• [Problem] Pick out each line in these entries that contains the string "from".

• [Records for processing]

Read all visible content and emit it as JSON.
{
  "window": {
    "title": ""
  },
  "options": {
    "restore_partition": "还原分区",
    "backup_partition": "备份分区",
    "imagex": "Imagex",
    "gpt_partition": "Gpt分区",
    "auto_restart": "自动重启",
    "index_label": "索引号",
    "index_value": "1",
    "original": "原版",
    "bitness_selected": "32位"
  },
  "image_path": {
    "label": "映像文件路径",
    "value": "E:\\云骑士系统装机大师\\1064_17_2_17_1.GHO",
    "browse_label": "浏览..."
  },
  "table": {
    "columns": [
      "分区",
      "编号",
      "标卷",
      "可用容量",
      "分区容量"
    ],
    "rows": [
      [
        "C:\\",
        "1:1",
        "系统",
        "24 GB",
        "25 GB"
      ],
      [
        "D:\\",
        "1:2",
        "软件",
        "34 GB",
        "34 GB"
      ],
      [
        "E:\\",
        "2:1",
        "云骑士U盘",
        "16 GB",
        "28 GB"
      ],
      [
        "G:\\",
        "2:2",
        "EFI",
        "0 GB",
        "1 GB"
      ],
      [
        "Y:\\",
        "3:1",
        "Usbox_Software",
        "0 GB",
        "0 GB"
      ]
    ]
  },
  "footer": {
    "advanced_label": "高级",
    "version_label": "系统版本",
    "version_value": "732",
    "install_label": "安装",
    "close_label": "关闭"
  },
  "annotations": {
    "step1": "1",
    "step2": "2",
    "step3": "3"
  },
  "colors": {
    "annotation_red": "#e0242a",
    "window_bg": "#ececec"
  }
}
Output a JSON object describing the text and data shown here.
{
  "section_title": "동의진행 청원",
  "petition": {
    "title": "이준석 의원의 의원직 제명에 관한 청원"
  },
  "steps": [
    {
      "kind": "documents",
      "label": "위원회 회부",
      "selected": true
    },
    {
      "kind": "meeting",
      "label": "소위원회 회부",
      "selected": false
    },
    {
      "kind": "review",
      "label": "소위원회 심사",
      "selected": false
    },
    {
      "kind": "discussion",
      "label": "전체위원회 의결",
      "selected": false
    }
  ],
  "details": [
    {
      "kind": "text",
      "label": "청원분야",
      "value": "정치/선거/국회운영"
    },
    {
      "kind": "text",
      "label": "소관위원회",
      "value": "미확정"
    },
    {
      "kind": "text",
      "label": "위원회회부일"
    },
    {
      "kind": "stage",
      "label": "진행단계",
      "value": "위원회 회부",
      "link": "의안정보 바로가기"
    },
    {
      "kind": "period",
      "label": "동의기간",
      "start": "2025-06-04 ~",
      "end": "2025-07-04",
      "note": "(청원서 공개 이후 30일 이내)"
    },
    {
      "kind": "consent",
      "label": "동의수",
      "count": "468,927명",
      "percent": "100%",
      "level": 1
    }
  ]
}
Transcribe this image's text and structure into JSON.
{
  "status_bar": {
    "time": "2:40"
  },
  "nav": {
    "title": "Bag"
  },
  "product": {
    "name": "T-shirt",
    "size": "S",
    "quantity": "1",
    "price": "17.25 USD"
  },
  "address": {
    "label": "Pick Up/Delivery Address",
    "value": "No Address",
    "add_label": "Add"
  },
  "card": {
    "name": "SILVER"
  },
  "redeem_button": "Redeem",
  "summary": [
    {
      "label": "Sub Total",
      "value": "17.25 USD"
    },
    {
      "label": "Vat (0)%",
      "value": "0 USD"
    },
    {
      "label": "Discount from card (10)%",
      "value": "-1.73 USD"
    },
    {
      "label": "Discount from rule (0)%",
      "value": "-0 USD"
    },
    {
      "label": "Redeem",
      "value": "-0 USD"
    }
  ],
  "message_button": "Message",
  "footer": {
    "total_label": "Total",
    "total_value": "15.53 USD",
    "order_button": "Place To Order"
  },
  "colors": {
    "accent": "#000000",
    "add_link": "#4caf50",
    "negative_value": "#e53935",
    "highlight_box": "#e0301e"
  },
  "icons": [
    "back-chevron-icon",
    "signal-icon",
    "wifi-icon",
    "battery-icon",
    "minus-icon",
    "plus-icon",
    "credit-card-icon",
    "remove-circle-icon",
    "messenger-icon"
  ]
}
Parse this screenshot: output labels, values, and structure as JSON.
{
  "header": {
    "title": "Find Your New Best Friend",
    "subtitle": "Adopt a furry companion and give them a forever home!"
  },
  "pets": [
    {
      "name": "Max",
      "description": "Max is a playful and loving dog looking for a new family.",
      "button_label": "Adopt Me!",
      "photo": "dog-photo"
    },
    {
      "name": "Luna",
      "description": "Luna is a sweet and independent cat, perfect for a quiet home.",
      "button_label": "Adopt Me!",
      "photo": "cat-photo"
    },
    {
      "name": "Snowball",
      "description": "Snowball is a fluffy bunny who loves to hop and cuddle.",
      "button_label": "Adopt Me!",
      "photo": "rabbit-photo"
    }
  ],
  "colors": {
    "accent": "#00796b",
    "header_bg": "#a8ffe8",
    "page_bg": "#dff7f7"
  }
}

• [Expected output]
      "label": "Discount from card (10)%",
      "label": "Discount from rule (0)%",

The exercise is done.